This chapter investigates asthmatics’ reasons for not adopting an e-health system for asthma selfmanagement. An understanding of these reasons is particularly relevant, because clinical evidence indicates that, if used, such systems lead to better asthma management. The investigated asthma system is, however, based on a taken-for-granted image of asthmatics as, per se, striving to be symptom-free. This image is incompatible with interviewed asthmatics’ day-to-day performances of their asthma, and renders invisible (a) that their asthma performances emphasize an economy of good passages and of feeling capable, (b) that they achieve the objective of feeling capable in quite different ways, and (c) that feeling capable does not per se equal being symptom-free all the time. To attain long-term use of self-management systems and other patient-centred e-health systems, such systems must acknowledge and link into the manifold performances that comprise users’ ways of living with their disease.

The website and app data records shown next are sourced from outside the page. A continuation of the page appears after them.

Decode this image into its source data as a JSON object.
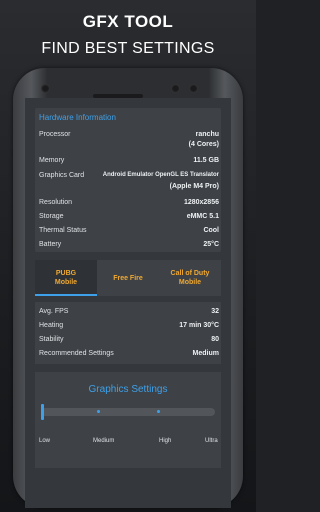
{
  "header": {
    "title_gfx": "GFX",
    "title_tool": "TOOL",
    "subtitle": "FIND BEST SETTINGS"
  },
  "hardware": {
    "title": "Hardware Information",
    "rows": [
      {
        "k": "Processor",
        "v1": "ranchu",
        "v2": "(4 Cores)"
      },
      {
        "k": "Memory",
        "v1": "11.5 GB"
      },
      {
        "k": "Graphics Card",
        "v1": "Android Emulator OpenGL ES Translator",
        "v2": "(Apple M4 Pro)"
      },
      {
        "k": "Resolution",
        "v1": "1280x2856"
      },
      {
        "k": "Storage",
        "v1": "eMMC 5.1"
      },
      {
        "k": "Thermal Status",
        "v1": "Cool"
      },
      {
        "k": "Battery",
        "v1": "25°C"
      }
    ]
  },
  "tabs": [
    {
      "l1": "PUBG",
      "l2": "Mobile"
    },
    {
      "l1": "Free Fire"
    },
    {
      "l1": "Call of Duty",
      "l2": "Mobile"
    }
  ],
  "stats": [
    {
      "k": "Avg. FPS",
      "v": "32"
    },
    {
      "k": "Heating",
      "v": "17 min 30°C"
    },
    {
      "k": "Stability",
      "v": "80"
    },
    {
      "k": "Recommended Settings",
      "v": "Medium"
    }
  ],
  "graphics": {
    "title": "Graphics Settings",
    "levels": [
      "Low",
      "Medium",
      "High",
      "Ultra"
    ],
    "level_fraction": 0
  },
  "colors": {
    "accent": "#3ea0e8",
    "tab_text": "#f0a830"
  }
}
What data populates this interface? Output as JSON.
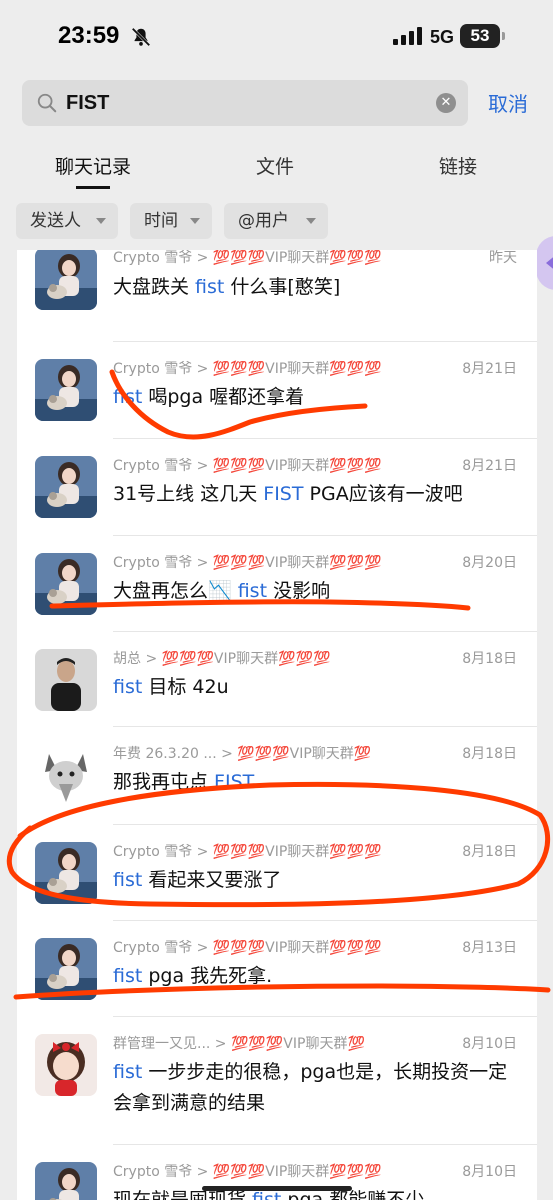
{
  "status_bar": {
    "time": "23:59",
    "network": "5G",
    "battery": "53"
  },
  "search": {
    "query": "FIST",
    "cancel_label": "取消",
    "clear_icon": "clear-icon"
  },
  "tabs": [
    {
      "label": "聊天记录",
      "active": true
    },
    {
      "label": "文件",
      "active": false
    },
    {
      "label": "链接",
      "active": false
    }
  ],
  "filters": [
    {
      "label": "发送人"
    },
    {
      "label": "时间"
    },
    {
      "label": "@用户"
    }
  ],
  "colors": {
    "accent": "#2a6bd6",
    "annotation": "#ff3b00",
    "background": "#ededed"
  },
  "results": [
    {
      "sender": "Crypto 雪爷",
      "chat": "💯💯💯VIP聊天群💯💯💯",
      "date": "昨天",
      "parts": [
        "大盘跌关 ",
        "fist",
        " 什么事[憨笑]"
      ],
      "avatar": "girl-avatar"
    },
    {
      "sender": "Crypto 雪爷",
      "chat": "💯💯💯VIP聊天群💯💯💯",
      "date": "8月21日",
      "parts": [
        "",
        "fist",
        " 喝pga 喔都还拿着"
      ],
      "avatar": "girl-avatar"
    },
    {
      "sender": "Crypto 雪爷",
      "chat": "💯💯💯VIP聊天群💯💯💯",
      "date": "8月21日",
      "parts": [
        "31号上线 这几天 ",
        "FIST",
        " PGA应该有一波吧"
      ],
      "avatar": "girl-avatar"
    },
    {
      "sender": "Crypto 雪爷",
      "chat": "💯💯💯VIP聊天群💯💯💯",
      "date": "8月20日",
      "parts": [
        "大盘再怎么📉 ",
        "fist",
        " 没影响"
      ],
      "avatar": "girl-avatar"
    },
    {
      "sender": "胡总",
      "chat": "💯💯💯VIP聊天群💯💯💯",
      "date": "8月18日",
      "parts": [
        "",
        "fist",
        " 目标 42u"
      ],
      "avatar": "man-avatar"
    },
    {
      "sender": "年费 26.3.20 ...",
      "chat": "💯💯💯VIP聊天群💯",
      "date": "8月18日",
      "parts": [
        "那我再屯点 ",
        "FIST",
        ""
      ],
      "avatar": "cat-avatar"
    },
    {
      "sender": "Crypto 雪爷",
      "chat": "💯💯💯VIP聊天群💯💯💯",
      "date": "8月18日",
      "parts": [
        "",
        "fist",
        " 看起来又要涨了"
      ],
      "avatar": "girl-avatar"
    },
    {
      "sender": "Crypto 雪爷",
      "chat": "💯💯💯VIP聊天群💯💯💯",
      "date": "8月13日",
      "parts": [
        "",
        "fist",
        " pga  我先死拿."
      ],
      "avatar": "girl-avatar"
    },
    {
      "sender": "群管理一又见...",
      "chat": "💯💯💯VIP聊天群💯",
      "date": "8月10日",
      "parts": [
        "",
        "fist",
        " 一步步走的很稳，pga也是，长期投资一定会拿到满意的结果"
      ],
      "avatar": "cartoon-girl-avatar"
    },
    {
      "sender": "Crypto 雪爷",
      "chat": "💯💯💯VIP聊天群💯💯💯",
      "date": "8月10日",
      "parts": [
        "现在就是囤现货  ",
        "fist",
        " pga 都能赚不少"
      ],
      "avatar": "girl-avatar"
    }
  ]
}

Asthma, diabetes, and other chronic diseases cannot be cured. This positions these diseases at the periphery of common conceptions of diseases and their treatment. First, whereas healthcare professionals can diagnose chronic diseases and make plans for their treatment, the actual treatment, which is thus management, must to a large extent be performed by the patients themselves (Newman, Steed, & Mulligan, 2004). Second, many chronic diseases are in part caused by what can broadly be termed patients’ life styles, and the management of these diseases involves as a core element comprehensive changes or restrictions in patients’ habits and day-to-day lives (Butler, Rollnick, & Stott, 1996; GINA, 2005). Third, even brief failures to comply with proper management of the diseases may lead to symptoms or an irreversible worsening of the patient’s condition. For many chronic diseases, patient-centred e-health systems are therefore seen as a way of supporting patients’ self-management of their disease, primarily by providing information not otherwise available and by extending the communication between patients and healthcare professionals beyond infrequent, face-to-face consultations (Ball & Lillis, 2001; Safran, 2003).
This chapter analyses an e-health system for asthmatics. For reasons of anonymity, the system will be referred to as AWeb, and the company developing it as ACorp. Though asthma is a condition asthmatics have to live with, the risks of symptoms can be minimized by taking the right amount of medication. It is, however, no simple task to determine the correct amount of medication, because this depends on various risk factors, which may change dynamically and be hard to foresee. To accommodate the difficulties with dosing medication, asthmatics’ self-management of their medication is considered a cornerstone in asthma treatment (Gibson, Powell, Coughlan, Wilson, Abramson, Haywood, Bauman, Hensley, & Walters, 2002; GINA, 2005). AWeb provides tools for asthmatics to manage their asthma themselves. Nevertheless, in spite of the utility of AWeb and considerable marketing by ACorp the system never attained widespread use and was discontinued after five years. To inform other initiatives toward providing e-health support for self-management of chronic diseases, we provide two accounts of the relations between asthmatics and their asthma:
The aim of our analysis is to elaborate and contrast these two images. We do not take asthmatics’ non-use of AWeb as a rejection of self-management initiatives, but rather seek to inform future initiatives by attempting to explain why AWeb was not taken up by the targeted users.
Previous work on e-health systems for self-management of asthma has suggested several reasons for asthmatics’ low uptake of such systems (Anhøj & Nielsen, 2004; Nielsen, 2005). The suggested reasons include inexperience with the Internet and computers, a latency time between starting to use a system and realizing the benefits of using it, and unpredictable interactions between the system and asthmatics’ everyday lives. A limitation of this previous work is, however, that reasons for non-use have been derived from studies of asthmatics that—admittedly, to varying extents—are users of e-health systems for self-management of asthma. In the present chapter, we extend previous work by turning to non-users for input to an understanding of what “went wrong” in the AWeb project. Such an understanding is particularly relevant because a clinical test shows that, if used, Web-based asthma monitoring leads to better asthma management (in terms of symptoms suffered, lung function, and so forth) compared to monitoring by asthma specialists or general practitioners (Rasmussen, Phanareth, Nolte, & Backer, 2005).